◆ **PROVIDED INFORMATION**
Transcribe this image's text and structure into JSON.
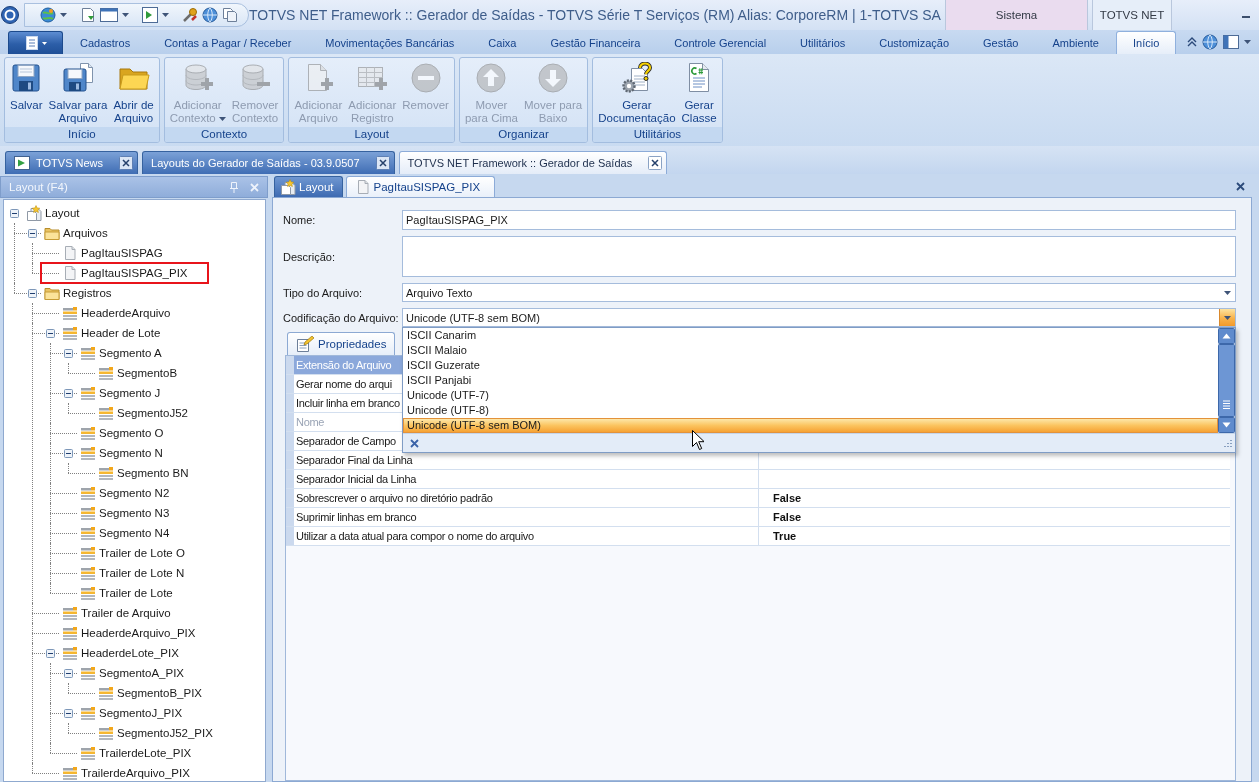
{
  "title_bar": {
    "title": "TOTVS NET Framework :: Gerador de Saídas - TOTVS Série T Serviços (RM) Alias: CorporeRM | 1-TOTVS SA",
    "context_groups": [
      {
        "label": "Sistema",
        "color": "#eadcef"
      },
      {
        "label": "TOTVS NET",
        "color": "#e6eef9"
      }
    ]
  },
  "menu_tabs": [
    {
      "label": "Cadastros",
      "selected": false
    },
    {
      "label": "Contas a Pagar / Receber",
      "selected": false
    },
    {
      "label": "Movimentações Bancárias",
      "selected": false
    },
    {
      "label": "Caixa",
      "selected": false
    },
    {
      "label": "Gestão Financeira",
      "selected": false
    },
    {
      "label": "Controle Gerencial",
      "selected": false
    },
    {
      "label": "Utilitários",
      "selected": false
    },
    {
      "label": "Customização",
      "selected": false
    },
    {
      "label": "Gestão",
      "selected": false
    },
    {
      "label": "Ambiente",
      "selected": false
    },
    {
      "label": "Início",
      "selected": true
    }
  ],
  "ribbon": {
    "groups": [
      {
        "label": "Início",
        "buttons": [
          {
            "label": "Salvar",
            "disabled": false,
            "menu": false
          },
          {
            "label": "Salvar para\nArquivo",
            "disabled": false,
            "menu": false
          },
          {
            "label": "Abrir de\nArquivo",
            "disabled": false,
            "menu": false
          }
        ]
      },
      {
        "label": "Contexto",
        "buttons": [
          {
            "label": "Adicionar\nContexto",
            "disabled": true,
            "menu": true
          },
          {
            "label": "Remover\nContexto",
            "disabled": true,
            "menu": false
          }
        ]
      },
      {
        "label": "Layout",
        "buttons": [
          {
            "label": "Adicionar\nArquivo",
            "disabled": true,
            "menu": false
          },
          {
            "label": "Adicionar\nRegistro",
            "disabled": true,
            "menu": false
          },
          {
            "label": "Remover",
            "disabled": true,
            "menu": false
          }
        ]
      },
      {
        "label": "Organizar",
        "buttons": [
          {
            "label": "Mover\npara Cima",
            "disabled": true,
            "menu": false
          },
          {
            "label": "Mover para\nBaixo",
            "disabled": true,
            "menu": false
          }
        ]
      },
      {
        "label": "Utilitários",
        "buttons": [
          {
            "label": "Gerar\nDocumentação",
            "disabled": false,
            "menu": false
          },
          {
            "label": "Gerar\nClasse",
            "disabled": false,
            "menu": false
          }
        ]
      }
    ]
  },
  "document_tabs": [
    {
      "label": "TOTVS News",
      "selected": false
    },
    {
      "label": "Layouts do Gerador de Saídas - 03.9.0507",
      "selected": false
    },
    {
      "label": "TOTVS NET Framework :: Gerador de Saídas",
      "selected": true
    }
  ],
  "layout_panel": {
    "title": "Layout (F4)",
    "tree": [
      {
        "label": "Layout",
        "kind": "layout",
        "expanded": true,
        "children": [
          {
            "label": "Arquivos",
            "kind": "folder",
            "expanded": true,
            "children": [
              {
                "label": "PagItauSISPAG",
                "kind": "file",
                "highlighted": false
              },
              {
                "label": "PagItauSISPAG_PIX",
                "kind": "file",
                "highlighted": true
              }
            ]
          },
          {
            "label": "Registros",
            "kind": "folder",
            "expanded": true,
            "children": [
              {
                "label": "HeaderdeArquivo",
                "kind": "record"
              },
              {
                "label": "Header de Lote",
                "kind": "record",
                "expanded": true,
                "children": [
                  {
                    "label": "Segmento A",
                    "kind": "record",
                    "expanded": true,
                    "children": [
                      {
                        "label": "SegmentoB",
                        "kind": "record"
                      }
                    ]
                  },
                  {
                    "label": "Segmento J",
                    "kind": "record",
                    "expanded": true,
                    "children": [
                      {
                        "label": "SegmentoJ52",
                        "kind": "record"
                      }
                    ]
                  },
                  {
                    "label": "Segmento O",
                    "kind": "record"
                  },
                  {
                    "label": "Segmento N",
                    "kind": "record",
                    "expanded": true,
                    "children": [
                      {
                        "label": "Segmento BN",
                        "kind": "record"
                      }
                    ]
                  },
                  {
                    "label": "Segmento N2",
                    "kind": "record"
                  },
                  {
                    "label": "Segmento N3",
                    "kind": "record"
                  },
                  {
                    "label": "Segmento N4",
                    "kind": "record"
                  },
                  {
                    "label": "Trailer de Lote O",
                    "kind": "record"
                  },
                  {
                    "label": "Trailer de Lote N",
                    "kind": "record"
                  },
                  {
                    "label": "Trailer de Lote",
                    "kind": "record"
                  }
                ]
              },
              {
                "label": "Trailer de Arquivo",
                "kind": "record"
              },
              {
                "label": "HeaderdeArquivo_PIX",
                "kind": "record"
              },
              {
                "label": "HeaderdeLote_PIX",
                "kind": "record",
                "expanded": true,
                "children": [
                  {
                    "label": "SegmentoA_PIX",
                    "kind": "record",
                    "expanded": true,
                    "children": [
                      {
                        "label": "SegmentoB_PIX",
                        "kind": "record"
                      }
                    ]
                  },
                  {
                    "label": "SegmentoJ_PIX",
                    "kind": "record",
                    "expanded": true,
                    "children": [
                      {
                        "label": "SegmentoJ52_PIX",
                        "kind": "record"
                      }
                    ]
                  },
                  {
                    "label": "TrailerdeLote_PIX",
                    "kind": "record"
                  }
                ]
              },
              {
                "label": "TrailerdeArquivo_PIX",
                "kind": "record"
              }
            ]
          }
        ]
      }
    ]
  },
  "editor": {
    "tabs": [
      {
        "label": "Layout",
        "selected": false
      },
      {
        "label": "PagItauSISPAG_PIX",
        "selected": true
      }
    ],
    "fields": [
      {
        "label": "Nome:",
        "kind": "text",
        "value": "PagItauSISPAG_PIX"
      },
      {
        "label": "Descrição:",
        "kind": "textarea"
      },
      {
        "label": "Tipo do Arquivo:",
        "kind": "combo",
        "value": "Arquivo Texto",
        "open": false
      },
      {
        "label": "Codificação do Arquivo:",
        "kind": "combo",
        "value": "Unicode (UTF-8 sem BOM)",
        "open": true,
        "options": [
          {
            "label": "ISCII Canarim",
            "selected": false
          },
          {
            "label": "ISCII Malaio",
            "selected": false
          },
          {
            "label": "ISCII Guzerate",
            "selected": false
          },
          {
            "label": "ISCII Panjabi",
            "selected": false
          },
          {
            "label": "Unicode (UTF-7)",
            "selected": false
          },
          {
            "label": "Unicode (UTF-8)",
            "selected": false
          },
          {
            "label": "Unicode (UTF-8 sem BOM)",
            "selected": true
          }
        ]
      }
    ],
    "properties": {
      "tabs": [
        {
          "label": "Propriedades",
          "selected": true
        }
      ],
      "rows": [
        {
          "name": "Extensão do Arquivo",
          "selected": true,
          "disabled": false
        },
        {
          "name": "Gerar nome do arqui",
          "selected": false,
          "disabled": false
        },
        {
          "name": "Incluir linha em branco",
          "selected": false,
          "disabled": false
        },
        {
          "name": "Nome",
          "selected": false,
          "disabled": true
        },
        {
          "name": "Separador de Campo",
          "selected": false,
          "disabled": false
        },
        {
          "name": "Separador Final da Linha",
          "selected": false,
          "disabled": false
        },
        {
          "name": "Separador Inicial da Linha",
          "selected": false,
          "disabled": false
        },
        {
          "name": "Sobrescrever o arquivo no diretório padrão",
          "value": "False",
          "selected": false,
          "disabled": false
        },
        {
          "name": "Suprimir linhas em branco",
          "value": "False",
          "selected": false,
          "disabled": false
        },
        {
          "name": "Utilizar a data atual para compor o nome do arquivo",
          "value": "True",
          "selected": false,
          "disabled": false
        }
      ]
    }
  }
}
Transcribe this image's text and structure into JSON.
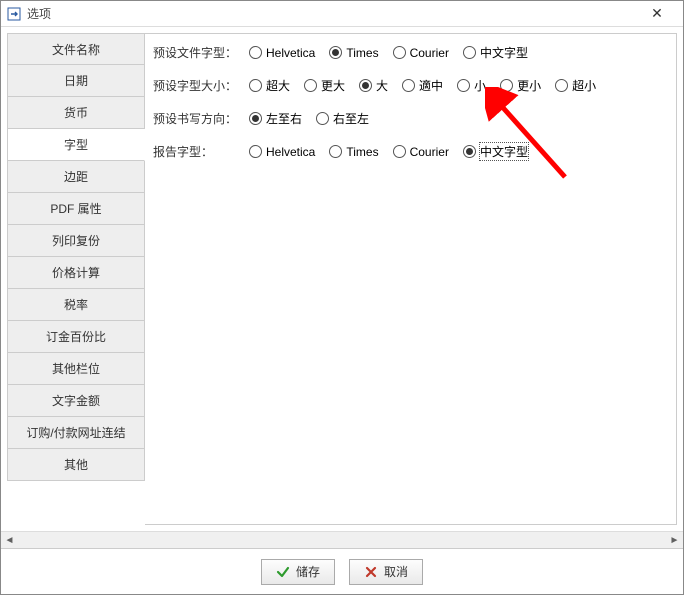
{
  "window": {
    "title": "选项"
  },
  "sidebar": {
    "items": [
      {
        "label": "文件名称"
      },
      {
        "label": "日期"
      },
      {
        "label": "货币"
      },
      {
        "label": "字型"
      },
      {
        "label": "边距"
      },
      {
        "label": "PDF 属性"
      },
      {
        "label": "列印复份"
      },
      {
        "label": "价格计算"
      },
      {
        "label": "税率"
      },
      {
        "label": "订金百份比"
      },
      {
        "label": "其他栏位"
      },
      {
        "label": "文字金额"
      },
      {
        "label": "订购/付款网址连结"
      },
      {
        "label": "其他"
      }
    ],
    "selected_index": 3
  },
  "content": {
    "rows": {
      "doc_font": {
        "label": "预设文件字型：",
        "options": [
          "Helvetica",
          "Times",
          "Courier",
          "中文字型"
        ],
        "selected": "Times"
      },
      "font_size": {
        "label": "预设字型大小：",
        "options": [
          "超大",
          "更大",
          "大",
          "適中",
          "小",
          "更小",
          "超小"
        ],
        "selected": "大"
      },
      "direction": {
        "label": "预设书写方向：",
        "options": [
          "左至右",
          "右至左"
        ],
        "selected": "左至右"
      },
      "report_font": {
        "label": "报告字型：",
        "options": [
          "Helvetica",
          "Times",
          "Courier",
          "中文字型"
        ],
        "selected": "中文字型",
        "focused": "中文字型"
      }
    }
  },
  "footer": {
    "save_label": "储存",
    "cancel_label": "取消"
  }
}
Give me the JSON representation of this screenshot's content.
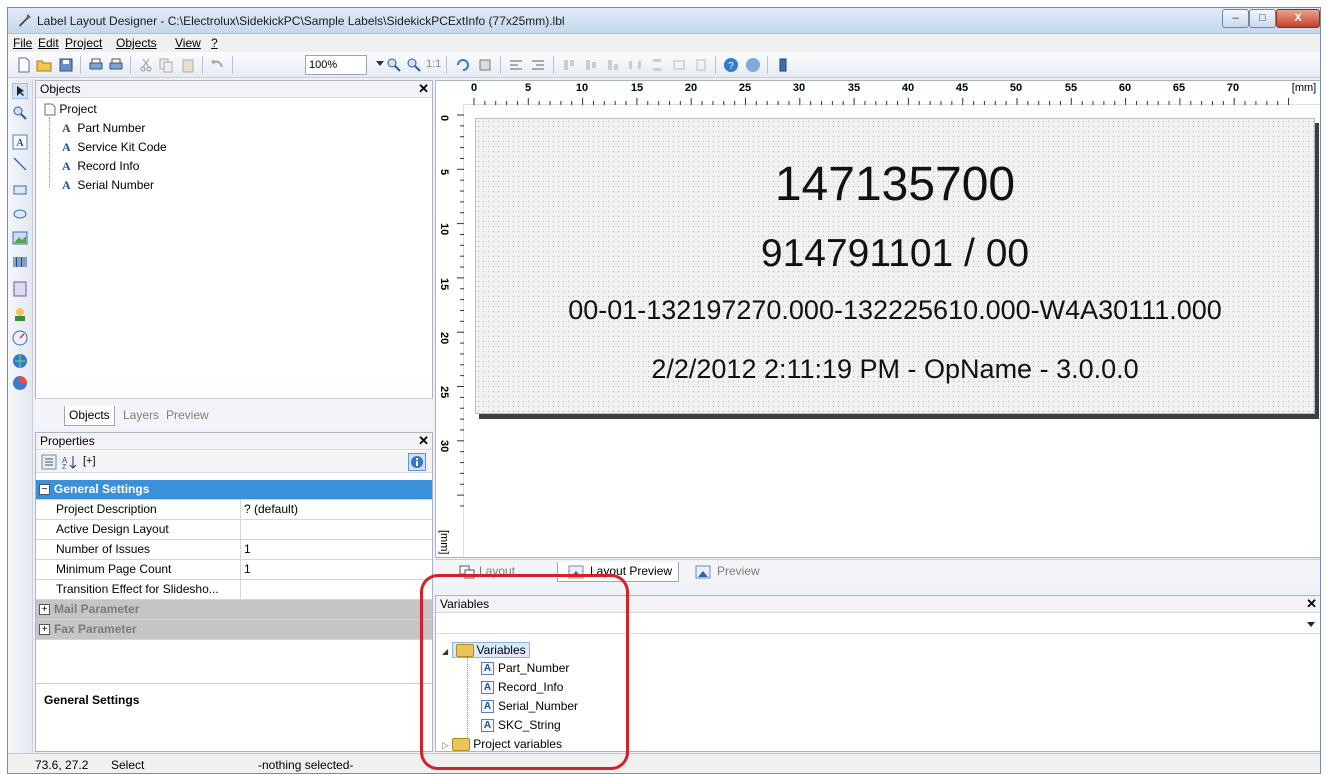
{
  "window": {
    "title": "Label Layout Designer - C:\\Electrolux\\SidekickPC\\Sample Labels\\SidekickPCExtInfo (77x25mm).lbl",
    "controls": {
      "minimize": "–",
      "maximize": "□",
      "close": "X"
    }
  },
  "menu": [
    "File",
    "Edit",
    "Project",
    "Objects",
    "View",
    "?"
  ],
  "toolbar": {
    "zoom": "100%",
    "actual_size": "1:1"
  },
  "objects_panel": {
    "title": "Objects",
    "root": "Project",
    "items": [
      "Part Number",
      "Service Kit Code",
      "Record Info",
      "Serial Number"
    ],
    "tabs": [
      "Objects",
      "Layers",
      "Preview"
    ]
  },
  "properties_panel": {
    "title": "Properties",
    "toolbar_label": "[+]",
    "categories": [
      {
        "name": "General Settings",
        "expanded": true,
        "selected": true
      },
      {
        "name": "Mail Parameter",
        "expanded": false
      },
      {
        "name": "Fax Parameter",
        "expanded": false
      }
    ],
    "rows": [
      {
        "key": "Project Description",
        "value": "? (default)"
      },
      {
        "key": "Active Design Layout",
        "value": ""
      },
      {
        "key": "Number of Issues",
        "value": "1"
      },
      {
        "key": "Minimum Page Count",
        "value": "1"
      },
      {
        "key": "Transition Effect for Slidesho...",
        "value": ""
      }
    ],
    "description_title": "General Settings"
  },
  "ruler": {
    "top_ticks": [
      "0",
      "5",
      "10",
      "15",
      "20",
      "25",
      "30",
      "35",
      "40",
      "45",
      "50",
      "55",
      "60",
      "65",
      "70"
    ],
    "unit": "[mm]",
    "left_ticks": [
      "0",
      "5",
      "10",
      "15",
      "20",
      "25",
      "30"
    ],
    "left_unit": "[mm]"
  },
  "label": {
    "lines": [
      "147135700",
      "914791101 / 00",
      "00-01-132197270.000-132225610.000-W4A30111.000",
      "2/2/2012 2:11:19 PM - OpName - 3.0.0.0"
    ]
  },
  "view_tabs": [
    "Layout",
    "Layout Preview",
    "Preview"
  ],
  "variables_panel": {
    "title": "Variables",
    "root": "Variables",
    "items": [
      "Part_Number",
      "Record_Info",
      "Serial_Number",
      "SKC_String"
    ],
    "project_vars": "Project variables"
  },
  "status": {
    "coords": "73.6, 27.2",
    "mode": "Select",
    "selection": "-nothing selected-"
  },
  "colors": {
    "highlight": "#d8202a",
    "selected_category": "#3c8fd9"
  }
}
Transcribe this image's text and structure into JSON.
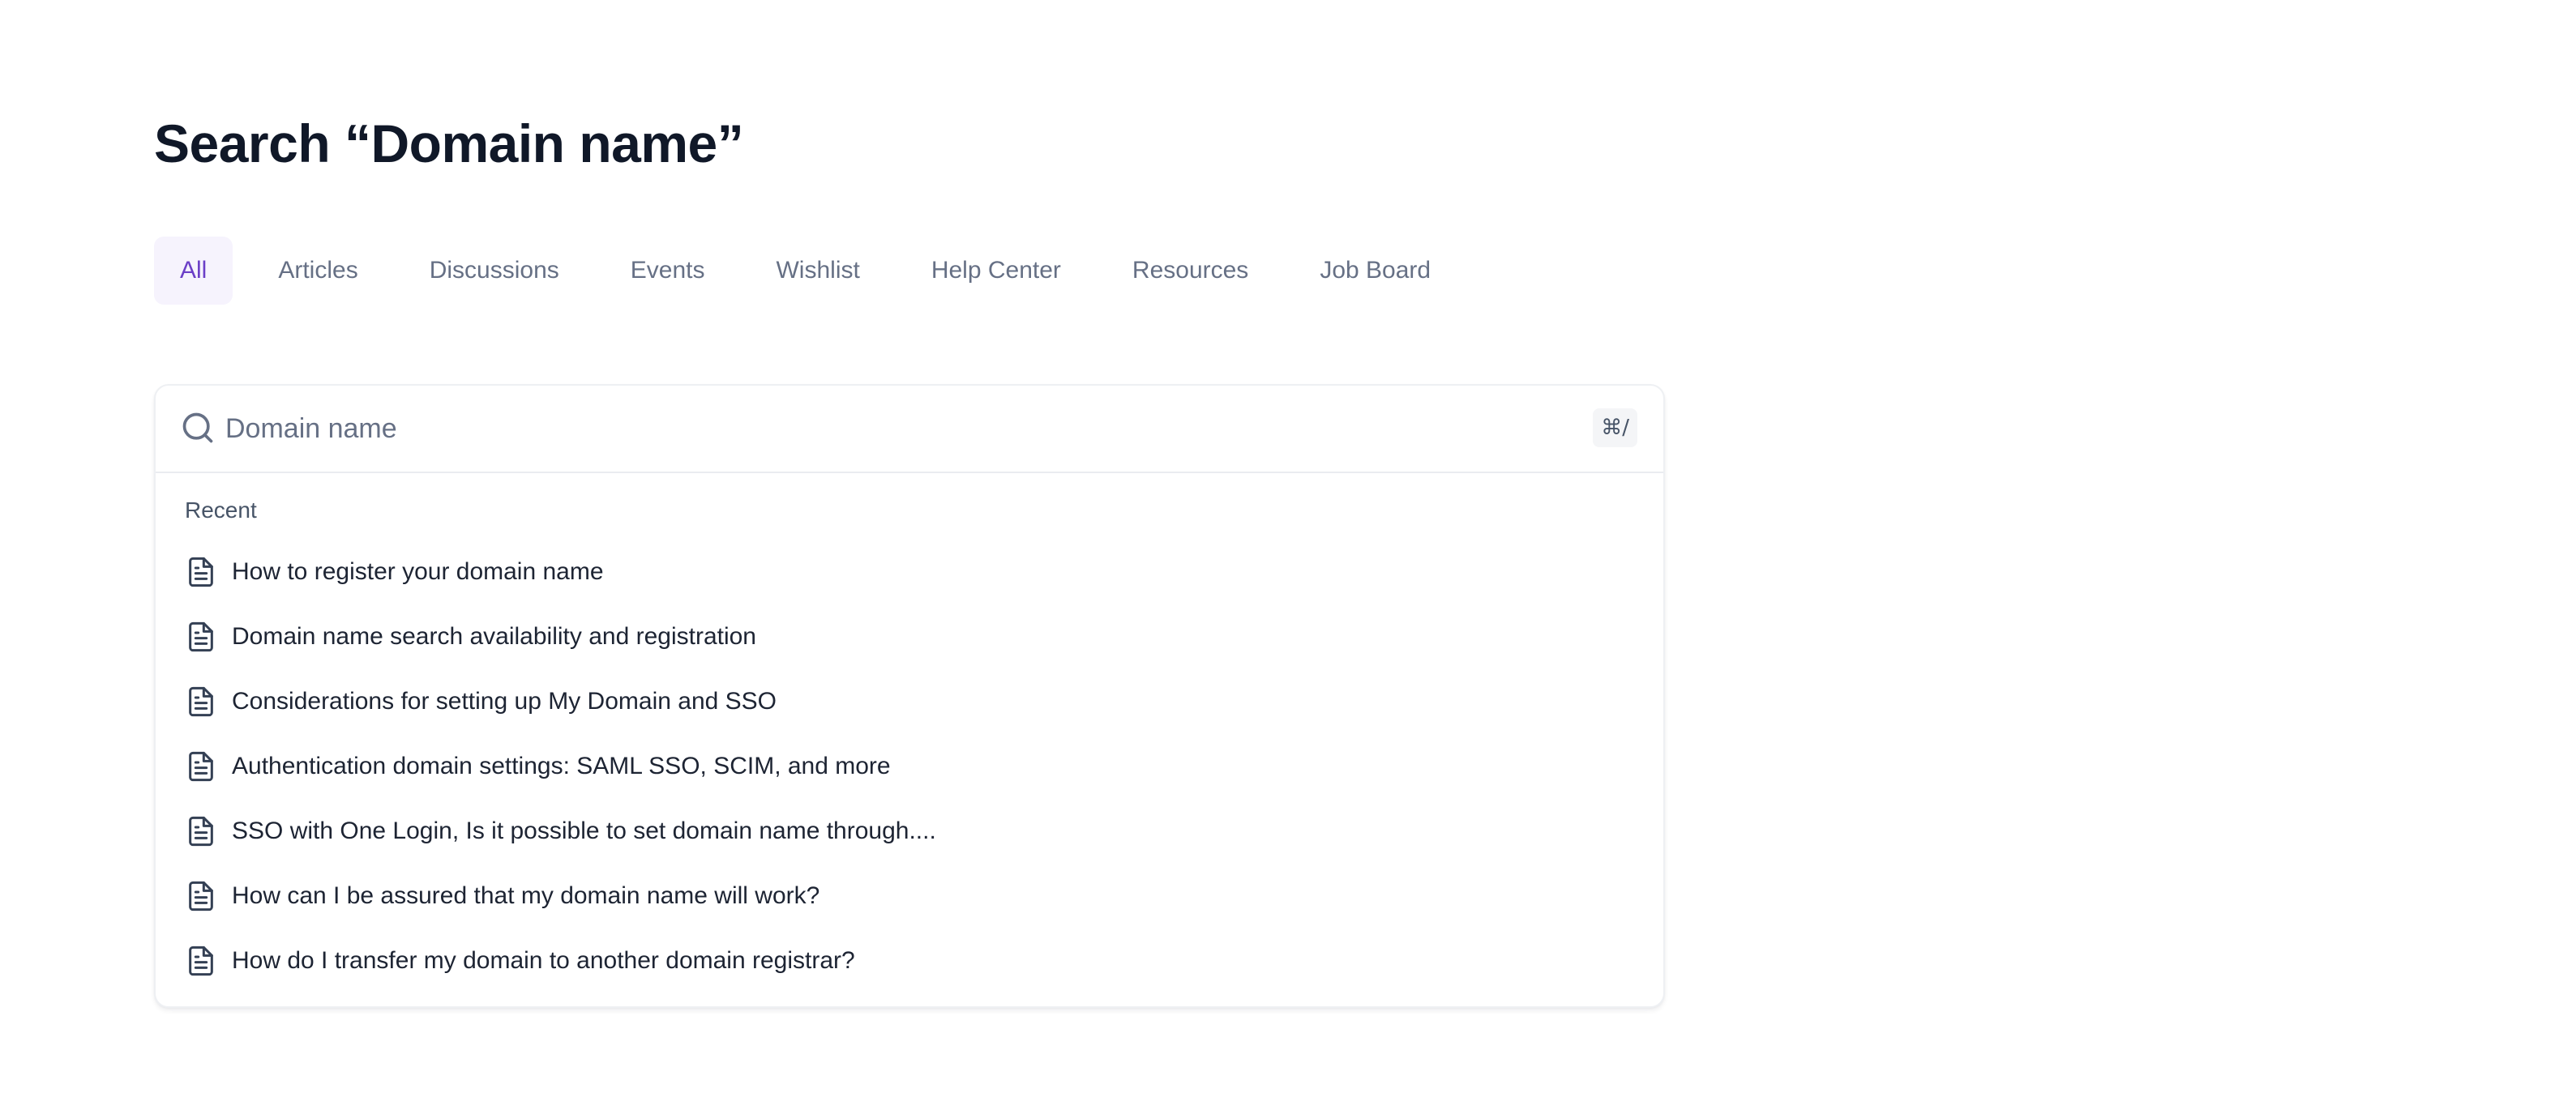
{
  "header": {
    "title": "Search “Domain name”"
  },
  "tabs": [
    {
      "label": "All",
      "active": true
    },
    {
      "label": "Articles",
      "active": false
    },
    {
      "label": "Discussions",
      "active": false
    },
    {
      "label": "Events",
      "active": false
    },
    {
      "label": "Wishlist",
      "active": false
    },
    {
      "label": "Help Center",
      "active": false
    },
    {
      "label": "Resources",
      "active": false
    },
    {
      "label": "Job Board",
      "active": false
    }
  ],
  "search": {
    "icon": "search-icon",
    "value": "Domain name",
    "placeholder": "Domain name",
    "shortcut": "⌘/"
  },
  "recent": {
    "label": "Recent",
    "icon": "document-icon",
    "items": [
      "How to register your domain name",
      "Domain name search availability and registration",
      "Considerations for setting up My Domain and SSO",
      "Authentication domain settings: SAML SSO, SCIM, and more",
      "SSO with One Login, Is it possible to set domain name through....",
      "How can I be assured that my domain name will work?",
      "How do I transfer my domain to another domain registrar?"
    ]
  },
  "colors": {
    "accent": "#6b3fc7",
    "active_tab_bg": "#f6f3fd",
    "title": "#101828",
    "muted_text": "#667085",
    "body_text": "#1d2433"
  }
}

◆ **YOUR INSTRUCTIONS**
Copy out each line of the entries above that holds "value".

◆ **SOLUTION TO THIS TASK**
        "value": "PagItauSISPAG_PIX"
        "value": "Arquivo Texto",
        "value": "Unicode (UTF-8 sem BOM)",
          "value": "False",
          "value": "False",
          "value": "True",
        "value": "? (default)"
        "value": ""
        "value": "1"
        "value": "1"
        "value": ""
    "value": "Domain name",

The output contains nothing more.